“Kirk” is the Scottish word for church; tartan, or plaid, as it is generally referred to in the States, is a woolen cloth woven in one of several patterns of colored checks and intersecting lines, especially of a design associated with a particular Scottish clan. It is interesting to note that the Commonwealth of Kentucky has its own tartan!

It could be said that the “Kirking of the Tartans” could be interpreted
as “bringing the family plaids to church to have them blessed”.

While the practice began in America and had its inception in Washington D C during the early years of World War II by Dr. Peter Marshall, a native of Scotland and a Presbyterian minister who was at that time the Chaplain of the Senate, its origins can be traced back to the period following the defeat of Bonnie Prince Charlie at the Battle of Culloden in 1746,the final battle of the Jacobite Rebellion.

By government decree (Disarming Act), most male Scots were expressly forbidden from wearing any item of tartan or bearing arms.

In defiance of this proscription, the Scots would secretly wear or carry a piece of their cherished tartan to church on Sundays and at a pre-arranged signal, the minister, well aware of the practice, would incorporate a blessing of the tartans and the clans they represented, into the prayer.

Thankfully, in today’s enlightened times, there is no need to resort to such subterfuge and indeed, the tartan banners used in services today are proudly carried into church, generally to the accompaniment of pipes and drums.

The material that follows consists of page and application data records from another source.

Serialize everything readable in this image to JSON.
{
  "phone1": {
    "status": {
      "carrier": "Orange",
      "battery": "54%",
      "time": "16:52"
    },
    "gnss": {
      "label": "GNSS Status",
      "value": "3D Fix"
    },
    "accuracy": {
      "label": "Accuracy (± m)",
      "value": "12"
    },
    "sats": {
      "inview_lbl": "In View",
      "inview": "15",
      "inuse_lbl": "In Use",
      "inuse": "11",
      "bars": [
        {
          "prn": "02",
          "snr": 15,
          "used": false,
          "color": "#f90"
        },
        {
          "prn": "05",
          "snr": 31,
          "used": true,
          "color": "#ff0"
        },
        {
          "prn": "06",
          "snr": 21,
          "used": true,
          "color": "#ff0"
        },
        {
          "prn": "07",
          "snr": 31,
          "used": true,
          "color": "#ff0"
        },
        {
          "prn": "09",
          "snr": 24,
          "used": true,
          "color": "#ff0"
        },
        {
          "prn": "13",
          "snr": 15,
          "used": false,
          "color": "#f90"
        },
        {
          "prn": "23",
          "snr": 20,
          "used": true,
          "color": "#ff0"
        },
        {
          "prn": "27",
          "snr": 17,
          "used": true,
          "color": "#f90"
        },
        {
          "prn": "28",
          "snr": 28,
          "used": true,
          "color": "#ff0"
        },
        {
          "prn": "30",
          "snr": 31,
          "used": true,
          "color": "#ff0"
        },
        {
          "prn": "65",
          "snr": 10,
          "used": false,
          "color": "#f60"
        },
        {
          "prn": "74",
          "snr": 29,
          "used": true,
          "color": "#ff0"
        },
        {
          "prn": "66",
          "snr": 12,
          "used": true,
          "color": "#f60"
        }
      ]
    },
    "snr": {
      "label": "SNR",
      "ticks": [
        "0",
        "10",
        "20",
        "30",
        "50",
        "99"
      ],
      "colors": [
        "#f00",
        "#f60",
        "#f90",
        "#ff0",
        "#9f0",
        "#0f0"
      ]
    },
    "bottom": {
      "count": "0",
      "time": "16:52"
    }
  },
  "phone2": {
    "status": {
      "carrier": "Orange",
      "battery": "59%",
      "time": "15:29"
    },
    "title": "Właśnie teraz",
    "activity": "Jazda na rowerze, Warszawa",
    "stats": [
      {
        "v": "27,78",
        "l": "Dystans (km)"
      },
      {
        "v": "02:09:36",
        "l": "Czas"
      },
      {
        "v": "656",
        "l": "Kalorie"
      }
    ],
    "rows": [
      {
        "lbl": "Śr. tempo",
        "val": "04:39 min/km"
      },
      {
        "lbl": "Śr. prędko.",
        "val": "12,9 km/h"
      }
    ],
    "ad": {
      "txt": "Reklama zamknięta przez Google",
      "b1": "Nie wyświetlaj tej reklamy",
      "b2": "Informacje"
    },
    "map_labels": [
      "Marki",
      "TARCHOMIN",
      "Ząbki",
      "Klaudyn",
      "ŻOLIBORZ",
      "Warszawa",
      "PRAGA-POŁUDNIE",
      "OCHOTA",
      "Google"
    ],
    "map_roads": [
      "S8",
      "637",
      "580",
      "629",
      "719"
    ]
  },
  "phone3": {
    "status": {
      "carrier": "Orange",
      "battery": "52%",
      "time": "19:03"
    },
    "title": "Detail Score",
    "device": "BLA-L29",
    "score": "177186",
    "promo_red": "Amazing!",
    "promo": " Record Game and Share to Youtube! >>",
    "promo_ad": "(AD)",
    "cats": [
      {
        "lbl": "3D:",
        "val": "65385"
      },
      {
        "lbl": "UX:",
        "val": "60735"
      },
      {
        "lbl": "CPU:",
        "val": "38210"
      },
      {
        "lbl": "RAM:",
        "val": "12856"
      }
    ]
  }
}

Nowadays, services are held throughout the States and at various times of the year in churches of all denominations; they serve as a poignant reminder of the fortitude of those brave men hundreds of years ago who were determined to take whatever action was necessary to preserve this very important and visible aspect of their heritage.

Please contact our Society representative to plan a Kirking at your church by clicking on this link